BLM Numbers Game

The Bureau of Land Management has trouble confronting what its own records show. A prime example of an agency in denial is an agency webpage entitled “BLM Response to PEER Press Release of May 14, 2012.”  This was the BLM’s attempt to respond to our May 14, 2012 press release entitled “Livestock’s Heavy Hooves Impair One-Third of BLM Rangelands”(Corrected version).

In our original release, we found that:

  • “Almost 40% of BLM allotments surveyed since 1998 have failed to meet the agency’s own required land health standards with impairment of more than 33 million acres, an area exceeding the State of Alabama in size, attributed to livestock grazing; and
  • Overall, 30% of BLM’s allotment area surveyed to date suffers from significant livestock-induced damage…”

2011 RIME report cover

These findings were based on the BLM’s own data, reported in its 2011 Rangeland Inventory, Monitoring, and Evaluation (RIME) report. Prior to 2013, RIME reports included both the numbers of livestock grazing allotments meeting and failing rangeland health standards and the acreages within those allotments, as well as whether the failures to achieve standards were due to livestock grazing or due to other causes.

The BLM says in its response that “Twelve percent, not nearly 40 percent (as PEER asserted) of grazing allotments were found not to be meeting land health standards because of livestock grazing management at the time of the assessment.” While the agency is correct in disputing that 40% of allotments failed standards for rangeland health, it does not acknowledge it was actually 40% of acres within surveyed allotments that failed standards.

In addition, the agency incorrectly quoted PEER as stating that 40% of allotments failed strictly due to livestock. Our press release stated that 40% of allotments failed to achieve standards of rangeland health due to all causes, and that 30% of the area of surveyed BLM allotments—or roughly 33 million acres—was impaired due to livestock grazing.

The heart of the agency’s criticism, and the basis of its statement that “Twelve percent…of grazing allotments were found not to be meeting land health standards because of livestock grazing management” is the fact that, as the agency states, “numbers in the RIME report reflect the number of allotments not meeting land health standards, with the total number of acres in those allotments, not the actual number of acres not meeting land health standards in those allotments.” This criticism ignores the facts that:
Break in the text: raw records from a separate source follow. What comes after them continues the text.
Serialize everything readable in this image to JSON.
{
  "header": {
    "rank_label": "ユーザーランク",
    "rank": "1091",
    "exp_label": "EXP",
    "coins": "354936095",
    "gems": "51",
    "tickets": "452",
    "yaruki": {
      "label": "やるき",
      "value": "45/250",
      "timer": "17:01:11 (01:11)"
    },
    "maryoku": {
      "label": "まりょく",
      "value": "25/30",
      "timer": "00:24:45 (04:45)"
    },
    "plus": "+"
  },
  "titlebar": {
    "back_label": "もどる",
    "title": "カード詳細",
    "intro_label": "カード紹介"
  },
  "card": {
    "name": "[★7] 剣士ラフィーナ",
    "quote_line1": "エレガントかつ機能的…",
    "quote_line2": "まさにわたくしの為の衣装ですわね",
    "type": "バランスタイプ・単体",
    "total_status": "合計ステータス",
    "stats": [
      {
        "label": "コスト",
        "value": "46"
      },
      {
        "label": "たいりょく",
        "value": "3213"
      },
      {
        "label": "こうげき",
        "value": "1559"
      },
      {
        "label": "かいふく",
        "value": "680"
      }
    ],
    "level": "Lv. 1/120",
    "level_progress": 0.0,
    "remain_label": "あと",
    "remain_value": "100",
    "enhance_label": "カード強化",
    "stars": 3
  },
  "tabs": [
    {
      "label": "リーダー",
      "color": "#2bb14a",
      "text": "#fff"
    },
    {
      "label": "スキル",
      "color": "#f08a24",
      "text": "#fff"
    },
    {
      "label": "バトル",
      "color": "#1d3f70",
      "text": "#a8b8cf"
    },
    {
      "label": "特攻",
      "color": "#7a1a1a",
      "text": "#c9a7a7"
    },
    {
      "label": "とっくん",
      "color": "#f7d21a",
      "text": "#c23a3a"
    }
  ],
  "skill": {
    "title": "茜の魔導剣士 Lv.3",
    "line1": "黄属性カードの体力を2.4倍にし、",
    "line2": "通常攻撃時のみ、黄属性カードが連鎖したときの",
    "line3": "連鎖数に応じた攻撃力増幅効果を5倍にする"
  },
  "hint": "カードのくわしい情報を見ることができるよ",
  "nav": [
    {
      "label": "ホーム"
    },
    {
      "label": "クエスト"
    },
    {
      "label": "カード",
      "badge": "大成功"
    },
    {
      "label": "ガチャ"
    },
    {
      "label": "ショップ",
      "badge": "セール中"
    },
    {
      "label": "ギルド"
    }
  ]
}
  1. The agency itself used the same accounting system (reporting total allotment acres for allotments where sampling revealed failures to achieve standards) in its RIME reports prior to 2013;
  2. The USGS, in its Summary of science, activities, programs, and policies that influence the rangewide conservation of Greater Sage-Grouse (Centrocercus urophasianus): U.S. Geological Survey Open-File Report 2013–1098 also used the same system of reporting the acreages of entire allotments where sampling within those allotments revealed range health standard failures;
  3. It would be impossible for the agency to actually monitor every acre of rangeland across its approximately 150 million acres of grazed lands. Management decisions must be based on sampling data extrapolated to allotments as a whole. Yet the BLM appears to be suggesting that sampling as a monitoring method – and by extension, the entire rangeland health monitoring system as whole – is invalid; and
  4. Reporting on the number of allotments meeting and failing standards with no mention of their acreage skews results toward allotments meeting standards, due to the large number of small allotments (mostly in Montana) that are meeting standards.

In short, BLM persists in playing word games to obscure what its own records reveal – conditions on federal rangelands are deteriorating due to BLM failure to stem systemic overgrazing.